_ASSIGNED TASK_:
If a line in the data below contains "description", copy it.

_DATA EXTRACTS_:
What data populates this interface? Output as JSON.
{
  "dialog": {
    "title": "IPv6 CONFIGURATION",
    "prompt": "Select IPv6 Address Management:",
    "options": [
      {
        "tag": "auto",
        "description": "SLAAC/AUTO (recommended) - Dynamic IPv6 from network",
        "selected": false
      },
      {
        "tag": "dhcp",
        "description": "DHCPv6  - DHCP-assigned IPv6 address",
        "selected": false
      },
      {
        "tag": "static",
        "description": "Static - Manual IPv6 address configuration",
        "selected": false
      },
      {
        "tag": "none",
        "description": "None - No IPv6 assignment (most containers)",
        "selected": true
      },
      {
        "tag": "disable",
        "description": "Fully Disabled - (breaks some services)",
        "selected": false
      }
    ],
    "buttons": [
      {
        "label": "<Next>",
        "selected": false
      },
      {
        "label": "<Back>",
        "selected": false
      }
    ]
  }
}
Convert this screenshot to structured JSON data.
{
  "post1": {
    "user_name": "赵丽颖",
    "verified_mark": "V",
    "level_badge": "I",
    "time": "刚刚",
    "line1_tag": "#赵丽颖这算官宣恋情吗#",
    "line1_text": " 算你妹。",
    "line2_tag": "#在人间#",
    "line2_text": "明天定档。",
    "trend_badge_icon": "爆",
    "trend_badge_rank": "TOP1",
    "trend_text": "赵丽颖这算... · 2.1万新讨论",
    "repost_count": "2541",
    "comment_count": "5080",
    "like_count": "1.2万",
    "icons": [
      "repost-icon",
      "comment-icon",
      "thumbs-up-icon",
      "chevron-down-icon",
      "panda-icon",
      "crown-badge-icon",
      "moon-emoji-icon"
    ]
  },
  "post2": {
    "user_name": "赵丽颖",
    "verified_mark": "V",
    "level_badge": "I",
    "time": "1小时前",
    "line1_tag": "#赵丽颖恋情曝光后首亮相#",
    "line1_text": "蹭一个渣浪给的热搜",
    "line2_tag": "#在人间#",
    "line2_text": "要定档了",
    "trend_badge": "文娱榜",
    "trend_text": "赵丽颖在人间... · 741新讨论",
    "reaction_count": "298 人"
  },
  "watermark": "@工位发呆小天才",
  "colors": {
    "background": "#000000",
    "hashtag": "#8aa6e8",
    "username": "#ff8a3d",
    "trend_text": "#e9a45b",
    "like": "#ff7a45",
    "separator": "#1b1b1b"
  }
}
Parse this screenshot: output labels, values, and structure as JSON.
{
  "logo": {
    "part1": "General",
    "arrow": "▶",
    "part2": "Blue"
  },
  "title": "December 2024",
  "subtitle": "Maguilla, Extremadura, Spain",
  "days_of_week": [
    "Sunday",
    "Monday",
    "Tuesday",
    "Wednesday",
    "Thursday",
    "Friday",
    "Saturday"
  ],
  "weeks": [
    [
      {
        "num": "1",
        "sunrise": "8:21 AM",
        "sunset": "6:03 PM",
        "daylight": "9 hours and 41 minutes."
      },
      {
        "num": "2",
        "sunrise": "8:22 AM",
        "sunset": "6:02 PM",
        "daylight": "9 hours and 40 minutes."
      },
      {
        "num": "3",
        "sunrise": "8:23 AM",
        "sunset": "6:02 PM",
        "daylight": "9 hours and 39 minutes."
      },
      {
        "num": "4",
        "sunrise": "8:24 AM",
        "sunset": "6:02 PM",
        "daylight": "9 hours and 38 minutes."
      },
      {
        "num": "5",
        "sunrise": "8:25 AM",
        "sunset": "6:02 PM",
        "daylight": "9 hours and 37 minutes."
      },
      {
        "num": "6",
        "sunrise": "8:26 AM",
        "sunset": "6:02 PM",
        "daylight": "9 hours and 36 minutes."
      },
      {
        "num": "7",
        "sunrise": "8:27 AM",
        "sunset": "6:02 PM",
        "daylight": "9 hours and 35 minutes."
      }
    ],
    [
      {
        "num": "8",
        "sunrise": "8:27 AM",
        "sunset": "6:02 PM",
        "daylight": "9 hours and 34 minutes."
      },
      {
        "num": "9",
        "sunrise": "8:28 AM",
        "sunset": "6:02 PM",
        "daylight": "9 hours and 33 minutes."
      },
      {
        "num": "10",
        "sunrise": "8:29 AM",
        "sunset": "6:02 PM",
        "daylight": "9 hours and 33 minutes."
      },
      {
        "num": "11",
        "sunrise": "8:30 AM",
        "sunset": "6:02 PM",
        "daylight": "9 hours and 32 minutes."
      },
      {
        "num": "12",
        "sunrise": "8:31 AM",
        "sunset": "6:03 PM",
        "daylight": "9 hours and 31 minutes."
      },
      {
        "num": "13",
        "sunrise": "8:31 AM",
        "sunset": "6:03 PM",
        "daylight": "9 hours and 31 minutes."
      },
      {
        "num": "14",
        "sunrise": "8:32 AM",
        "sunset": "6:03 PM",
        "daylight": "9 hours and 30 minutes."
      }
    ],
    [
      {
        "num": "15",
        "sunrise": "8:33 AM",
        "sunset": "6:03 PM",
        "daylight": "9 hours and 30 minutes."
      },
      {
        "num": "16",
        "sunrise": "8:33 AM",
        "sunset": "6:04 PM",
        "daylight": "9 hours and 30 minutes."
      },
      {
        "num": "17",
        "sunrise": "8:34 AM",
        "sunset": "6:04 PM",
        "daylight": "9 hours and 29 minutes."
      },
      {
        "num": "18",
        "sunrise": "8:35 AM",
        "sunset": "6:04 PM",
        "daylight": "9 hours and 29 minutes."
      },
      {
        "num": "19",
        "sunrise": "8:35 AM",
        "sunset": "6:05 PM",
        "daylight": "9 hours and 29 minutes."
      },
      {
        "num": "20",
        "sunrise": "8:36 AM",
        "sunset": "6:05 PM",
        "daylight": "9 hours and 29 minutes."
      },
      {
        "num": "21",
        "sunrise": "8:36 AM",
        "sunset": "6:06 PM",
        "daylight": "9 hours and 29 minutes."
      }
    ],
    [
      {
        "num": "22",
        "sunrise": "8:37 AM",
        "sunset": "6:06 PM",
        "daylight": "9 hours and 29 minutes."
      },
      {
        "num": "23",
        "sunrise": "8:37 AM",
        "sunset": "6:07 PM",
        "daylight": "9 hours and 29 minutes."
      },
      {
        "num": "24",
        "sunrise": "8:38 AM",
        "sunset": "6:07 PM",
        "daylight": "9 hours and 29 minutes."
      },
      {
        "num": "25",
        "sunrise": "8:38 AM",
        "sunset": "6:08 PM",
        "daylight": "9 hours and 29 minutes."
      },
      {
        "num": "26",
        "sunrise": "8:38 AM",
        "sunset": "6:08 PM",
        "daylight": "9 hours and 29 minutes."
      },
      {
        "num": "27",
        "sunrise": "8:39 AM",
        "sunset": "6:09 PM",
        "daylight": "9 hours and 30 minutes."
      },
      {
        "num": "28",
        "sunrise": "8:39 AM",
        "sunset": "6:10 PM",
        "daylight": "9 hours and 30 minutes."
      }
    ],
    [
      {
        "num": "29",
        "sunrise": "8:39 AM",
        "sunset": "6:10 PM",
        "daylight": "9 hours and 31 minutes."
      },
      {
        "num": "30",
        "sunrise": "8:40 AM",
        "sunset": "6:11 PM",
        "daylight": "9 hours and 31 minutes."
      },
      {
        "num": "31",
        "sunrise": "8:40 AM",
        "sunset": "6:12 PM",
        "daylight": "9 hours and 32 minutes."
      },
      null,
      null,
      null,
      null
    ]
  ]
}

_RESPONSE TO THIS EXERCISE_:
        "description": "SLAAC/AUTO (recommended) - Dynamic IPv6 from network",
        "description": "DHCPv6  - DHCP-assigned IPv6 address",
        "description": "Static - Manual IPv6 address configuration",
        "description": "None - No IPv6 assignment (most containers)",
        "description": "Fully Disabled - (breaks some services)",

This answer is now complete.